Are diamonds ethical?

The Diamond Store, Diamond Galileo Heart 1.1 0CT Pendant Necklace in 18K Gold, £2489

Lab-grown diamonds are gaining popularity for brides interested in ethical gems. But what are they?

Skydiamond Timeless Collection

Are diamonds ethical? They may be a girl’s best friend but are they friends of the earth? Anyone wanting to tie the knot with sustainable or ethical diamonds needs to do their homework.

Diamond mining has a long history of unethical practices and financial entanglement in war zones, but the problem of ‘blood diamonds’ has now essentially been eradicated by the introduction of a certification system whereby a stone’s provenance is traceable. But still, diamond mining carries significant environmental implications. A recent study from Imperial College concluded
that: “Mineral resource exploitation causes irreversible damage to the natural environment shown through negative impacts on water resources, air quality, wildlife, soil quality, and climate change consideration.” It’s a damning report, and it also asserts that even if “mining and its industries are critical for the socio-economic development of a country… the negative environmental impacts could outweigh the positive benefits”.

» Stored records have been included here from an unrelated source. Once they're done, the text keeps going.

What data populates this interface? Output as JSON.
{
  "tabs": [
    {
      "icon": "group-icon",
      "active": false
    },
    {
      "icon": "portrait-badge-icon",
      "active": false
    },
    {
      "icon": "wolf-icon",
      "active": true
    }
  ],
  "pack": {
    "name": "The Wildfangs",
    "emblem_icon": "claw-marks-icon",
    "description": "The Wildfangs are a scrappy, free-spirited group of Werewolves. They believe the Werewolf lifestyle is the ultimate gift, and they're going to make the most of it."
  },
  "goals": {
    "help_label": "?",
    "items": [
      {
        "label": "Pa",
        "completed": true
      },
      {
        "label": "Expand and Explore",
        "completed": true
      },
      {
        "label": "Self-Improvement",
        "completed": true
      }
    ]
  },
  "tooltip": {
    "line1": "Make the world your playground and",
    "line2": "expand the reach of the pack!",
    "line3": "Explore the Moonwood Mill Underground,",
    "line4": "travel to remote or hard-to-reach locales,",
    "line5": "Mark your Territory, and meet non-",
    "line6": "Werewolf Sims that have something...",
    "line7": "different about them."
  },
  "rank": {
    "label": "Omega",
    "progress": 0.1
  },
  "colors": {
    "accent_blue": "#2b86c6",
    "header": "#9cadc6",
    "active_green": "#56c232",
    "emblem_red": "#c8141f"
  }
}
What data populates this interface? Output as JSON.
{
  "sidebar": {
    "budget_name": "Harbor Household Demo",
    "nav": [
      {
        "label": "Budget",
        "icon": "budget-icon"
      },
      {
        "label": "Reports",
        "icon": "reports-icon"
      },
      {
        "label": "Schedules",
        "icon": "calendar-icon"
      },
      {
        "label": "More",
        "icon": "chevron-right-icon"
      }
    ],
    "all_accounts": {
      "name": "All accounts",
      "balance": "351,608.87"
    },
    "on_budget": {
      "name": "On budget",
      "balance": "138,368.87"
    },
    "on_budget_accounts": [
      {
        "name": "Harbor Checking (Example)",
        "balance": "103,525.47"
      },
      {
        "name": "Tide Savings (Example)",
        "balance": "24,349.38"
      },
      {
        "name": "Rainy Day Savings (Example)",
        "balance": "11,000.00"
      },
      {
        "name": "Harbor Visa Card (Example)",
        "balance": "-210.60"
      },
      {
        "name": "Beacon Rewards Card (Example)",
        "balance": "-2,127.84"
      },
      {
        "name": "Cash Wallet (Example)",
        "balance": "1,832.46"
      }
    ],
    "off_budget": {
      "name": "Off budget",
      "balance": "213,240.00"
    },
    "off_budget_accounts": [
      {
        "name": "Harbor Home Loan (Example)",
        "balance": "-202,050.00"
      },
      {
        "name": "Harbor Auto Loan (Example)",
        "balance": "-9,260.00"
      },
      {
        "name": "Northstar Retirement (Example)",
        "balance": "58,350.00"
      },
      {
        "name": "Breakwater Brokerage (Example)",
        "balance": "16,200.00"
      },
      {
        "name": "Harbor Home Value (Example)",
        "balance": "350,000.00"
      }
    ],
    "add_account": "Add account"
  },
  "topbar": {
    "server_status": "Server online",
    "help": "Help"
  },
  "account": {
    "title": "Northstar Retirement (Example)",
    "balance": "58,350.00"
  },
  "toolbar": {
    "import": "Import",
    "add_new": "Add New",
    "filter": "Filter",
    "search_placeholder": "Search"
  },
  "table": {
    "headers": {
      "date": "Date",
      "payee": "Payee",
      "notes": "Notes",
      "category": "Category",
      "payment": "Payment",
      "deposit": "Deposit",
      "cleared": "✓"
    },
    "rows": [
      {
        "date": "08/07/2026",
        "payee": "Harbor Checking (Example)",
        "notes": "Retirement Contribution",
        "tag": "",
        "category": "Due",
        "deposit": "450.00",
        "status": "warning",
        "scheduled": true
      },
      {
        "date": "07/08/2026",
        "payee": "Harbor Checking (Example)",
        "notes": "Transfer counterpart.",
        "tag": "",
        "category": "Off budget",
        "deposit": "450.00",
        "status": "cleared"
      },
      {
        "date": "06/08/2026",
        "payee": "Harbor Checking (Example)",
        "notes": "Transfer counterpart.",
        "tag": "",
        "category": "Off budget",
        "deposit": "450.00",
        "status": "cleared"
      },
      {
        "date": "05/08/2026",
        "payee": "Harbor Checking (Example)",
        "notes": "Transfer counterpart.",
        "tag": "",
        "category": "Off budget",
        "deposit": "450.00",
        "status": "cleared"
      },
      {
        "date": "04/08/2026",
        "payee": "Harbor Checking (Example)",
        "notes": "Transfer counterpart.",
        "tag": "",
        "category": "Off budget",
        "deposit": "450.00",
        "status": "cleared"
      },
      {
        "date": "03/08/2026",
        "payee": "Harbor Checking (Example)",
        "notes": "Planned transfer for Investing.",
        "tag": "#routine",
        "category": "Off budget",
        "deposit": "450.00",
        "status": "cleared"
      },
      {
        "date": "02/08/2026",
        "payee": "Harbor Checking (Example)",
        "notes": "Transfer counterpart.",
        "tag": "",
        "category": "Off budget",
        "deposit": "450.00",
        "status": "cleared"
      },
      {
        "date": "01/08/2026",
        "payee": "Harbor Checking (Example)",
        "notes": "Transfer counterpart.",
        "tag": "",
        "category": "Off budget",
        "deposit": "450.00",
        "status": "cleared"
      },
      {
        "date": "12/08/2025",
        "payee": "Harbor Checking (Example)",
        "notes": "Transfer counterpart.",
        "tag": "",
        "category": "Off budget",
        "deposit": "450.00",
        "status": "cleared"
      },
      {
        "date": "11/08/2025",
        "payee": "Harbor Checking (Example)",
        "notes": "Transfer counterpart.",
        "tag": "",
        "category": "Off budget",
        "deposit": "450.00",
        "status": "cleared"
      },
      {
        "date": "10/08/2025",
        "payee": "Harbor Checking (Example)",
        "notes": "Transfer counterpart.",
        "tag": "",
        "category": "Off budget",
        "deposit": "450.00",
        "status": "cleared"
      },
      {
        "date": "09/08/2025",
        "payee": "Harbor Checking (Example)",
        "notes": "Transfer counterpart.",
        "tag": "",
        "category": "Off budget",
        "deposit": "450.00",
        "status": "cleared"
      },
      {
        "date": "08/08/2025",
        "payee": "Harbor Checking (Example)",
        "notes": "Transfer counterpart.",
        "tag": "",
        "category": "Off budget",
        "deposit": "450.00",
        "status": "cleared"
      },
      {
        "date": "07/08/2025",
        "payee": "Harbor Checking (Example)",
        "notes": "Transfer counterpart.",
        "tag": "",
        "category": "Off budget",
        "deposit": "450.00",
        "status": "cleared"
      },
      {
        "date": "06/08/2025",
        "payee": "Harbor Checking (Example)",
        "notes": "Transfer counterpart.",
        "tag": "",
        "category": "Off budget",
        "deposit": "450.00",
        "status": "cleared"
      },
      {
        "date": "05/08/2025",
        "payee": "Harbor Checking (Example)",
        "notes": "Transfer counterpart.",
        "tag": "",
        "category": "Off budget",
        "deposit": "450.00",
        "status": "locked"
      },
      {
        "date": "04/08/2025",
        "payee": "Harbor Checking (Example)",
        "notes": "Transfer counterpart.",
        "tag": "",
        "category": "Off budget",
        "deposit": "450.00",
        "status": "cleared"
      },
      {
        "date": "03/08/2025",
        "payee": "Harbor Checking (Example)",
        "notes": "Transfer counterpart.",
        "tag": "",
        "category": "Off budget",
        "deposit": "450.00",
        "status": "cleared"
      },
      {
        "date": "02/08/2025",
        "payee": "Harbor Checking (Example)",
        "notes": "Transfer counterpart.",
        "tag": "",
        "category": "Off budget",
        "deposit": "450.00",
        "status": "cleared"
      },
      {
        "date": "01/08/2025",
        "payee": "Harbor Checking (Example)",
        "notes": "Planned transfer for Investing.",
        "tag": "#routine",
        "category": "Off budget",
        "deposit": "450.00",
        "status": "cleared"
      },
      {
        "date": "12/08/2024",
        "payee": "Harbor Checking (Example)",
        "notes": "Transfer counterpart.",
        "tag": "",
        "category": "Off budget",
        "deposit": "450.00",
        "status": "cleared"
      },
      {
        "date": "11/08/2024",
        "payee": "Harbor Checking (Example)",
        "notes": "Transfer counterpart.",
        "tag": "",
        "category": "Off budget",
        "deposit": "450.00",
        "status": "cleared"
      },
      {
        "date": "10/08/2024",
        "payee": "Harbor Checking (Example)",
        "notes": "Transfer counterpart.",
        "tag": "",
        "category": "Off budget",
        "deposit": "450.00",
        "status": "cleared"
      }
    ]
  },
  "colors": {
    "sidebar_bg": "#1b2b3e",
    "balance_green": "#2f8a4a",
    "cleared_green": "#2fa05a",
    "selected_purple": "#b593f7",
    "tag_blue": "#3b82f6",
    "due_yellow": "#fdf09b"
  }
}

In recent years, lab-grown diamonds have become a viable alternative. These are, as the name suggests, made in a lab. But they’re not replica diamonds: lab conditions recreate the combination of heat, pressure and time that lead to the natural formation of diamonds. Even experts can’t tell the difference between lab diamonds and mined diamonds – though the value of lab diamonds is about half of that of mined ones. Jeremy Kanzen of The Diamond Store says: “It’s the only industry where it’s cheaper to be sustainable.”, 2ct Blue Topaz and Lab Diamond Shoulders Asteria Ring in 9K White Gold, £475

Lab diamonds start out with a fragment of mined diamond enclosed in a sealed chamber which is heated to extreme temperatures for a few weeks. The longer it’s left, the bigger it gets, though also the greater the risk of impurities – so it’s a bit of a gamble. There’s an element of accident to the process and you can’t make shapes or sizes to order. That’s what makes it “a fusion of art and science,” according to Kanzen, and the chance involved ensures that a lab diamond retains the wonder of its mined equivalent.

The process can be quite energy intense, though the world’s first carbon-negative diamonds launched recently, using 100% renewable energy from sun and wind, with recycled rainwater, to turn carbon from the atmosphere into diamonds. These are skydiamonds, which claim to be the world’s most sustainable diamonds. They say: “Skydiamonds are physically and chemically identical to ground-mined diamonds.” If a diamond is a solid form of pure carbon then a carbon-negative diamond is an interesting concept, and with production for Skydiamonds based in Gloucestershire, they are eliminating the carbon implications of transport too.

So it’s not taboo to be proposed to with a lab diamond, as says Jeremy Kanzen says. In fact, the mined kind could be on their way out.